    Being a supply teacher for the past three years in a variety of school settings, I have had to come up with some quick, easy and portable ways to manage classroom behaviour. What works best for me is when students are in learning groups. I assign each group a number and then give them points for particular behaviours. I let them know that they can lose points, but also gain them back. If there are only a few students who are distracting others I use the traffic light system (this has worked on grades up to and including 7!). The students that are doing a good job of staying on task will have their names written in green, those who receive a warning will have their name in yellow and those who still cannot turn their day around will receive their name in red. Red usually means time spent with me during nutrition break or a consequence decided by the classroom teacher.

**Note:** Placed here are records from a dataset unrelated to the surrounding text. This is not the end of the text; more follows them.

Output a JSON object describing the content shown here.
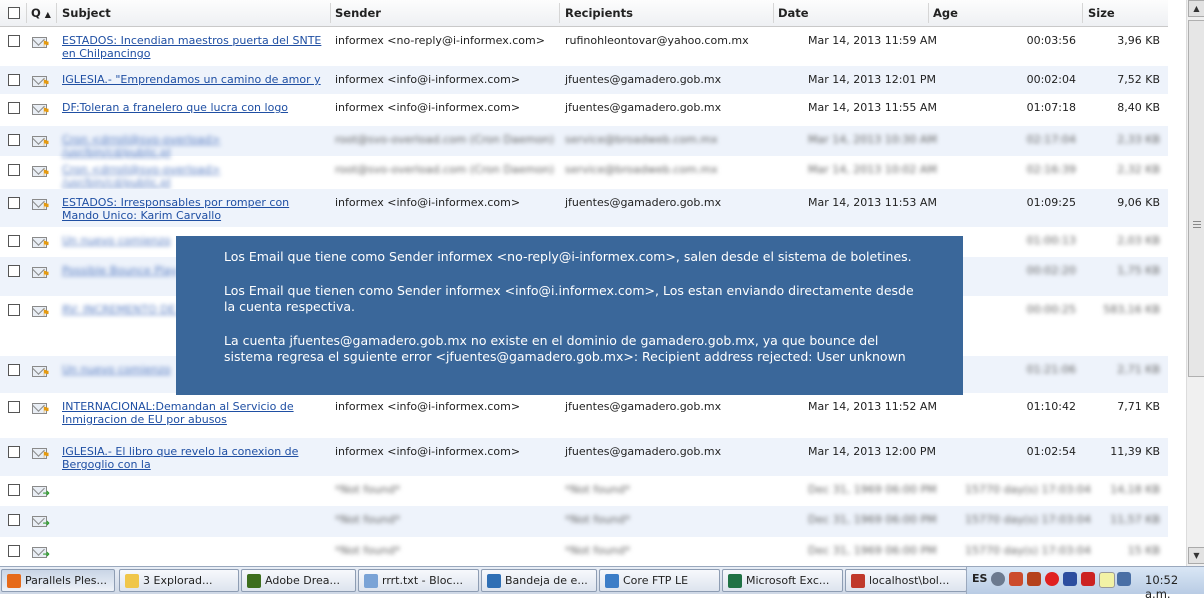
{
  "header": {
    "q": "Q",
    "sort_indicator": "▲",
    "subject": "Subject",
    "sender": "Sender",
    "recipients": "Recipients",
    "date": "Date",
    "age": "Age",
    "size": "Size"
  },
  "rows": [
    {
      "subject": "ESTADOS: Incendian maestros puerta del SNTE en Chilpancingo",
      "sender": "informex <no-reply@i-informex.com>",
      "recipients": "rufinohleontovar@yahoo.com.mx",
      "date": "Mar 14, 2013 11:59 AM",
      "age": "00:03:56",
      "size": "3,96 KB"
    },
    {
      "subject": "IGLESIA.- \"Emprendamos un camino de amor y",
      "sender": "informex <info@i-informex.com>",
      "recipients": "jfuentes@gamadero.gob.mx",
      "date": "Mar 14, 2013 12:01 PM",
      "age": "00:02:04",
      "size": "7,52 KB"
    },
    {
      "subject": "DF:Toleran a franelero que lucra con logo",
      "sender": "informex <info@i-informex.com>",
      "recipients": "jfuentes@gamadero.gob.mx",
      "date": "Mar 14, 2013 11:55 AM",
      "age": "01:07:18",
      "size": "8,40 KB"
    },
    {
      "subject": "Cron <drroli@svo-overload> /usr/bin/cd/public.pl",
      "sender": "root@svo-overload.com (Cron Daemon)",
      "recipients": "service@broadweb.com.mx",
      "date": "Mar 14, 2013 10:30 AM",
      "age": "02:17:04",
      "size": "2,33 KB"
    },
    {
      "subject": "Cron <drroli@svo-overload> /usr/bin/cd/public.pl",
      "sender": "root@svo-overload.com (Cron Daemon)",
      "recipients": "service@broadweb.com.mx",
      "date": "Mar 14, 2013 10:02 AM",
      "age": "02:16:39",
      "size": "2,32 KB"
    },
    {
      "subject": "ESTADOS: Irresponsables por romper con Mando Unico: Karim Carvallo",
      "sender": "informex <info@i-informex.com>",
      "recipients": "jfuentes@gamadero.gob.mx",
      "date": "Mar 14, 2013 11:53 AM",
      "age": "01:09:25",
      "size": "9,06 KB"
    },
    {
      "subject": "Un nuevo comienzo",
      "sender": "",
      "recipients": "",
      "date": "",
      "age": "01:00:13",
      "size": "2,03 KB"
    },
    {
      "subject": "Possible Bounce Play",
      "sender": "",
      "recipients": "",
      "date": "",
      "age": "00:02:20",
      "size": "1,75 KB"
    },
    {
      "subject": "RV: INCREMENTO DE PRECIO",
      "sender": "",
      "recipients": "",
      "date": "",
      "age": "00:00:25",
      "size": "583,16 KB"
    },
    {
      "subject": "Un nuevo comienzo",
      "sender": "",
      "recipients": "",
      "date": "",
      "age": "01:21:06",
      "size": "2,71 KB"
    },
    {
      "subject": "INTERNACIONAL:Demandan al Servicio de Inmigracion de EU por abusos",
      "sender": "informex <info@i-informex.com>",
      "recipients": "jfuentes@gamadero.gob.mx",
      "date": "Mar 14, 2013 11:52 AM",
      "age": "01:10:42",
      "size": "7,71 KB"
    },
    {
      "subject": "IGLESIA.- El libro que revelo la conexion de Bergoglio con la",
      "sender": "informex <info@i-informex.com>",
      "recipients": "jfuentes@gamadero.gob.mx",
      "date": "Mar 14, 2013 12:00 PM",
      "age": "01:02:54",
      "size": "11,39 KB"
    },
    {
      "subject": "",
      "sender": "*Not found*",
      "recipients": "*Not found*",
      "date": "Dec 31, 1969 06:00 PM",
      "age": "15770 day(s) 17:03:04",
      "size": "14,18 KB"
    },
    {
      "subject": "",
      "sender": "*Not found*",
      "recipients": "*Not found*",
      "date": "Dec 31, 1969 06:00 PM",
      "age": "15770 day(s) 17:03:04",
      "size": "11,57 KB"
    },
    {
      "subject": "",
      "sender": "*Not found*",
      "recipients": "*Not found*",
      "date": "Dec 31, 1969 06:00 PM",
      "age": "15770 day(s) 17:03:04",
      "size": "15 KB"
    }
  ],
  "popup": {
    "line1": "Los Email que tiene como Sender informex <no-reply@i-informex.com>, salen desde el sistema de boletines.",
    "line2": "Los Email que tienen como Sender informex <info@i.informex.com>, Los estan enviando directamente desde\nla cuenta respectiva.",
    "line3": "La cuenta jfuentes@gamadero.gob.mx no existe en el dominio de gamadero.gob.mx, ya que bounce del\nsistema regresa el sguiente error  <jfuentes@gamadero.gob.mx>: Recipient address   rejected: User unknown"
  },
  "taskbar": {
    "items": [
      {
        "label": "Parallels Ples...",
        "icon": "firefox-icon",
        "color": "#e66a1a"
      },
      {
        "label": "3 Explorad...",
        "icon": "folder-icon",
        "color": "#f0c64a"
      },
      {
        "label": "Adobe Drea...",
        "icon": "dreamweaver-icon",
        "color": "#3d6e1e"
      },
      {
        "label": "rrrt.txt - Bloc...",
        "icon": "notepad-icon",
        "color": "#7aa3d6"
      },
      {
        "label": "Bandeja de e...",
        "icon": "mail-icon",
        "color": "#2f6fb5"
      },
      {
        "label": "Core FTP LE",
        "icon": "ftp-icon",
        "color": "#3c7dc7"
      },
      {
        "label": "Microsoft Exc...",
        "icon": "excel-icon",
        "color": "#207245"
      },
      {
        "label": "localhost\\bol...",
        "icon": "db-icon",
        "color": "#c0392b"
      }
    ],
    "lang": "ES",
    "clock": "10:52 a.m."
  },
  "colors": {
    "link": "#1f4fa3",
    "alt_row": "#eef3fb",
    "popup": "#3a679a"
  }
}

    I find it particularly hard to connect to students who you only see for a day; however, it is easier with the younger grades as long as you are smiling and are interested in their stories. I still find myself struggling to connect with older grades. What I have realized is that I have to flexible yet firm, but also relaxed. Allowing time for those side conservations is a great way to help students stay on track but also get to know them in the meantime!

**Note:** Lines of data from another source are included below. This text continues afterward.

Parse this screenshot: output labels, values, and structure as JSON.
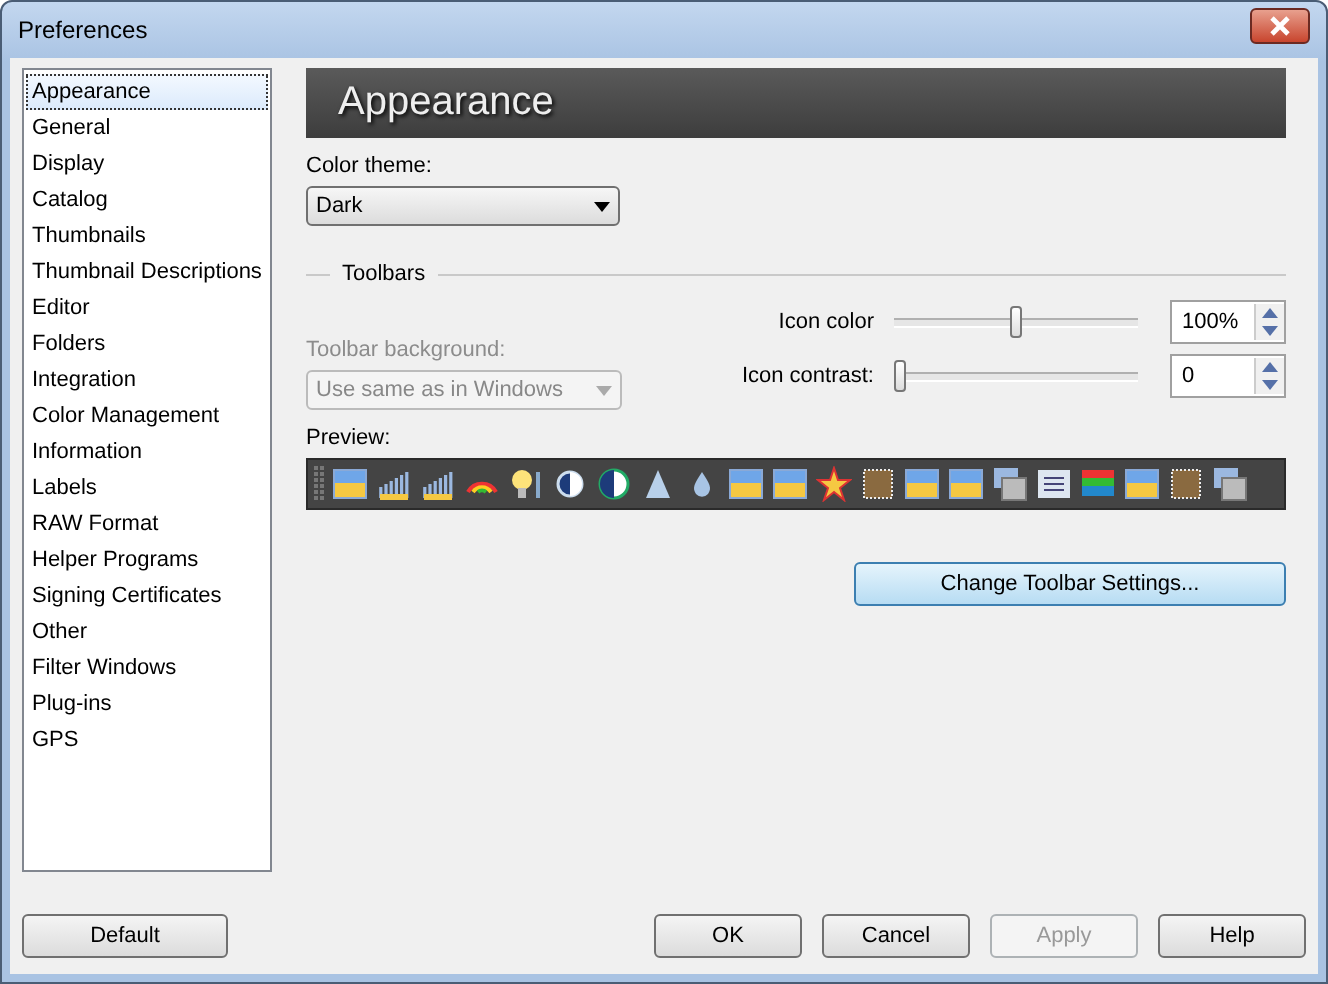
{
  "window": {
    "title": "Preferences"
  },
  "sidebar": {
    "items": [
      {
        "label": "Appearance",
        "selected": true
      },
      {
        "label": "General",
        "selected": false
      },
      {
        "label": "Display",
        "selected": false
      },
      {
        "label": "Catalog",
        "selected": false
      },
      {
        "label": "Thumbnails",
        "selected": false
      },
      {
        "label": "Thumbnail Descriptions",
        "selected": false
      },
      {
        "label": "Editor",
        "selected": false
      },
      {
        "label": "Folders",
        "selected": false
      },
      {
        "label": "Integration",
        "selected": false
      },
      {
        "label": "Color Management",
        "selected": false
      },
      {
        "label": "Information",
        "selected": false
      },
      {
        "label": "Labels",
        "selected": false
      },
      {
        "label": "RAW Format",
        "selected": false
      },
      {
        "label": "Helper Programs",
        "selected": false
      },
      {
        "label": "Signing Certificates",
        "selected": false
      },
      {
        "label": "Other",
        "selected": false
      },
      {
        "label": "Filter Windows",
        "selected": false
      },
      {
        "label": "Plug-ins",
        "selected": false
      },
      {
        "label": "GPS",
        "selected": false
      }
    ]
  },
  "header": "Appearance",
  "color_theme": {
    "label": "Color theme:",
    "value": "Dark"
  },
  "toolbars": {
    "title": "Toolbars",
    "background": {
      "label": "Toolbar background:",
      "value": "Use same as in Windows",
      "disabled": true
    },
    "sliders": [
      {
        "label": "Icon color",
        "level": 0.5,
        "value": "100%"
      },
      {
        "label": "Icon contrast:",
        "level": 0,
        "value": "0"
      }
    ],
    "preview_label": "Preview:",
    "settings_button": "Change Toolbar Settings..."
  },
  "buttons": [
    {
      "label": "Default",
      "disabled": false
    },
    {
      "label": "OK",
      "disabled": false
    },
    {
      "label": "Cancel",
      "disabled": false
    },
    {
      "label": "Apply",
      "disabled": true
    },
    {
      "label": "Help",
      "disabled": false
    }
  ]
}
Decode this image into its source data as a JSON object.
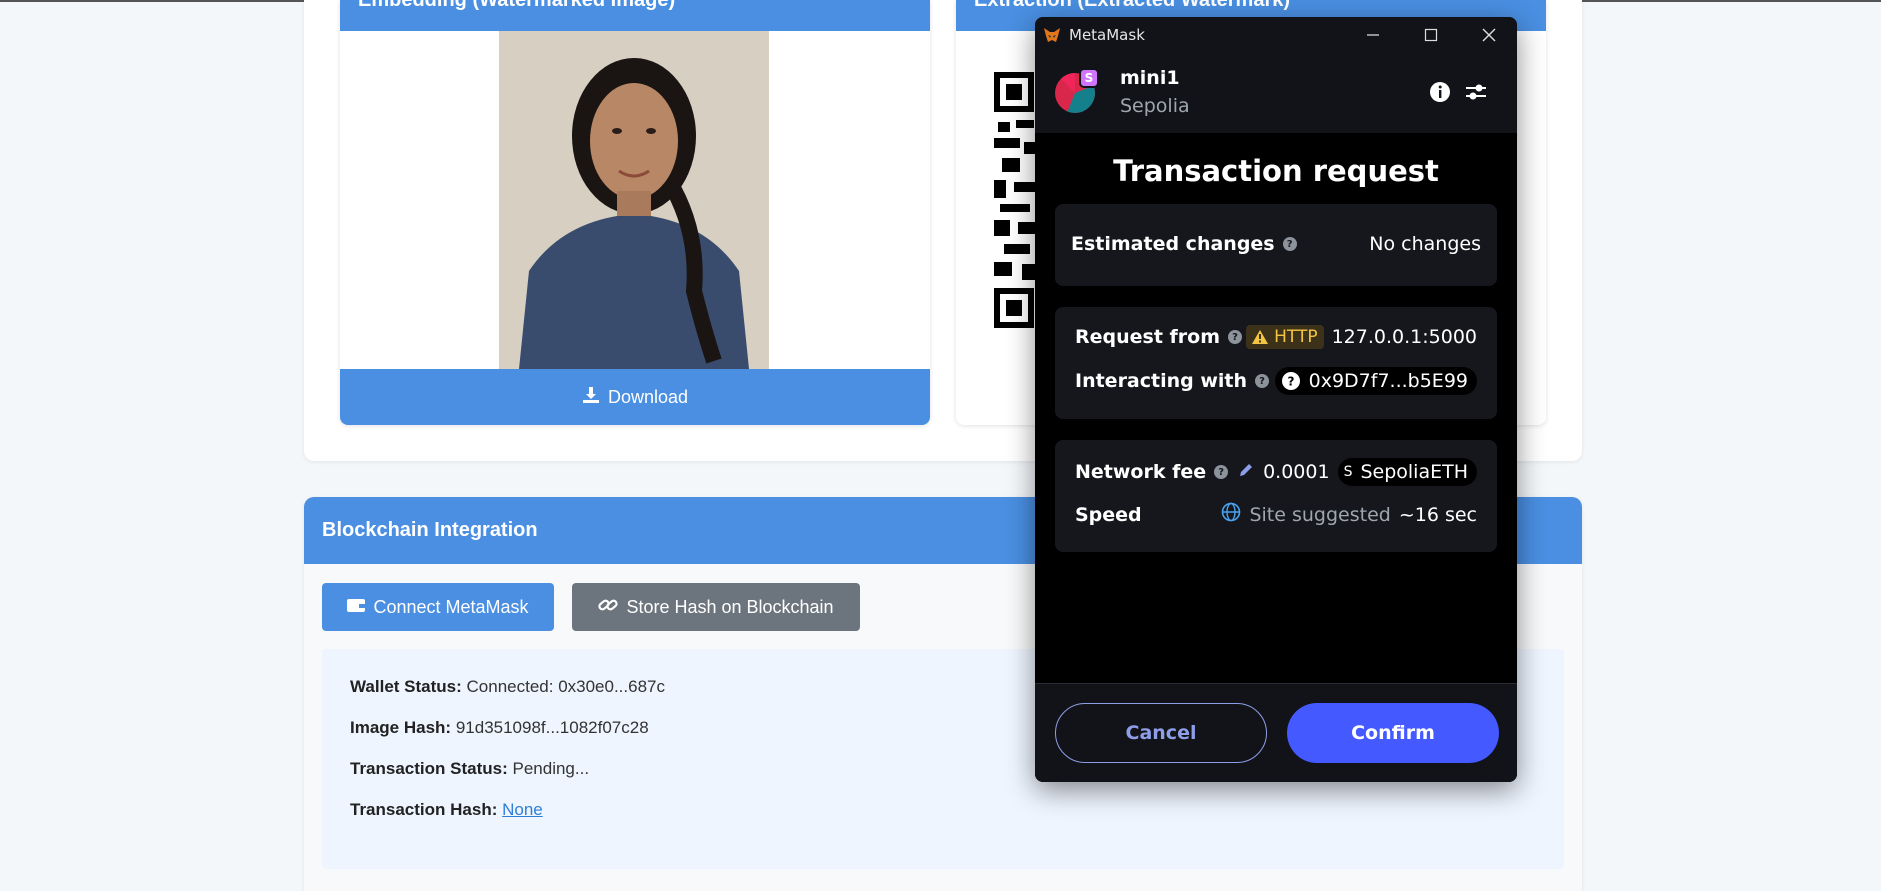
{
  "embedding_panel": {
    "title": "Embedding (Watermarked Image)",
    "download_label": "Download"
  },
  "extraction_panel": {
    "title": "Extraction (Extracted Watermark)"
  },
  "blockchain": {
    "title": "Blockchain Integration",
    "connect_label": "Connect MetaMask",
    "store_label": "Store Hash on Blockchain",
    "wallet_status_label": "Wallet Status:",
    "wallet_status_value": "Connected: 0x30e0...687c",
    "image_hash_label": "Image Hash:",
    "image_hash_value": "91d351098f...1082f07c28",
    "tx_status_label": "Transaction Status:",
    "tx_status_value": "Pending...",
    "tx_hash_label": "Transaction Hash:",
    "tx_hash_value": "None"
  },
  "metamask": {
    "window_title": "MetaMask",
    "account_name": "mini1",
    "network_name": "Sepolia",
    "network_badge": "S",
    "heading": "Transaction request",
    "estimated_changes_label": "Estimated changes",
    "estimated_changes_value": "No changes",
    "request_from_label": "Request from",
    "http_badge": "HTTP",
    "request_from_value": "127.0.0.1:5000",
    "interacting_with_label": "Interacting with",
    "interacting_with_value": "0x9D7f7...b5E99",
    "network_fee_label": "Network fee",
    "network_fee_value": "0.0001",
    "network_fee_token_badge": "S",
    "network_fee_token": "SepoliaETH",
    "speed_label": "Speed",
    "speed_source": "Site suggested",
    "speed_value": "~16 sec",
    "cancel_label": "Cancel",
    "confirm_label": "Confirm"
  },
  "colors": {
    "primary_blue": "#4a8fe2",
    "gray_button": "#6c757d",
    "metamask_confirm": "#4459ff",
    "metamask_bg": "#000000"
  }
}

    • Julia

      Thanks for sharing your insights Rachel! There are certainly challenges when you only have one short day to connect with students.

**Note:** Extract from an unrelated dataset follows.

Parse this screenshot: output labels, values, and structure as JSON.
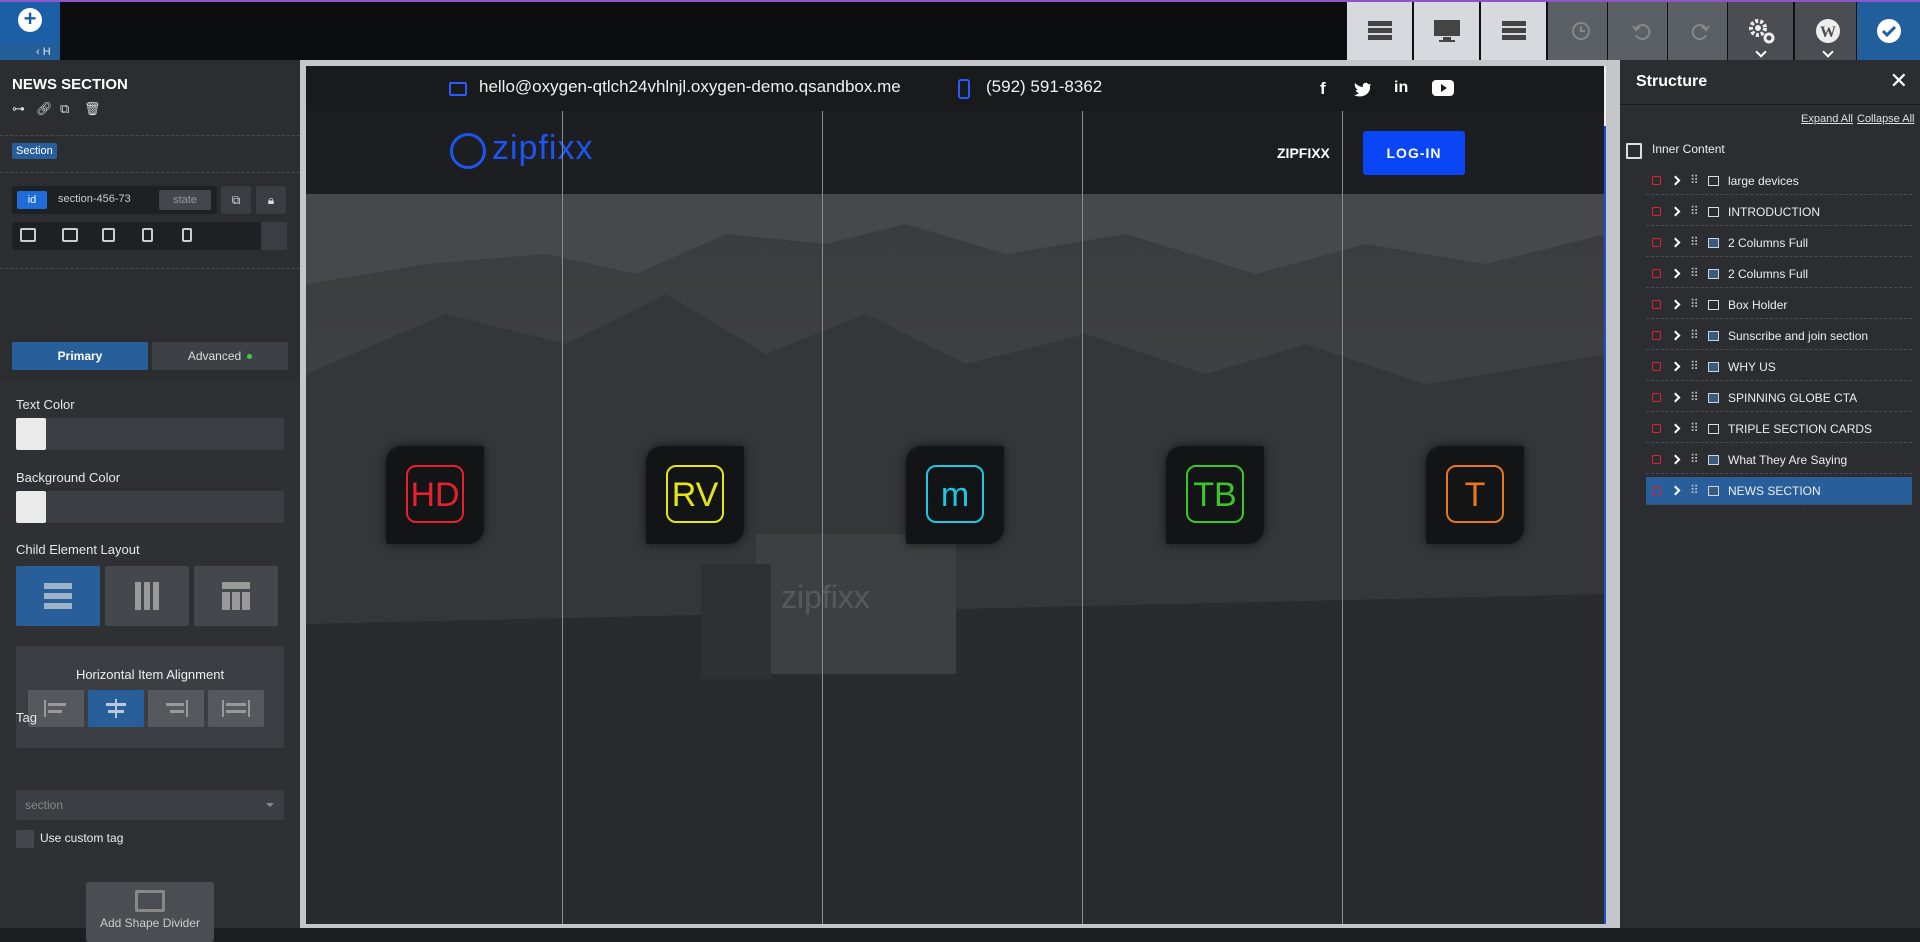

    • Janet Lee

      Rachel, I can completely relate to the balance you describe with older grades. Being flexible yet firm and relaxed takes special expertise! I have found that students read me very well from the moment they walk in to the room. If I am having an off day, they know it immediately. I always greet students at the door and make sure they have a clear understanding of my expectations from the start. I agree that getting to know students in older grades is difficult but key to a successful day.

    • http://neilfinney.blogspot.com Neil Finney

      Rachel – I really like the idea of placing students in learning groups and creating an internal reward system – even if only for the day. The intermediate and senior students absolutely need a particular flavour to quickly buy in to your message and follow through on their expectations.

      As a supply teacher, I always tried to find time to tell a personal anecdote or story that made me a person – not just a “supply” to the class. It was these travel stories, funny memories and my own school experiences being dramatized that drew them in and helped to connect in a positive way.

      Thanks for the great examples and advice!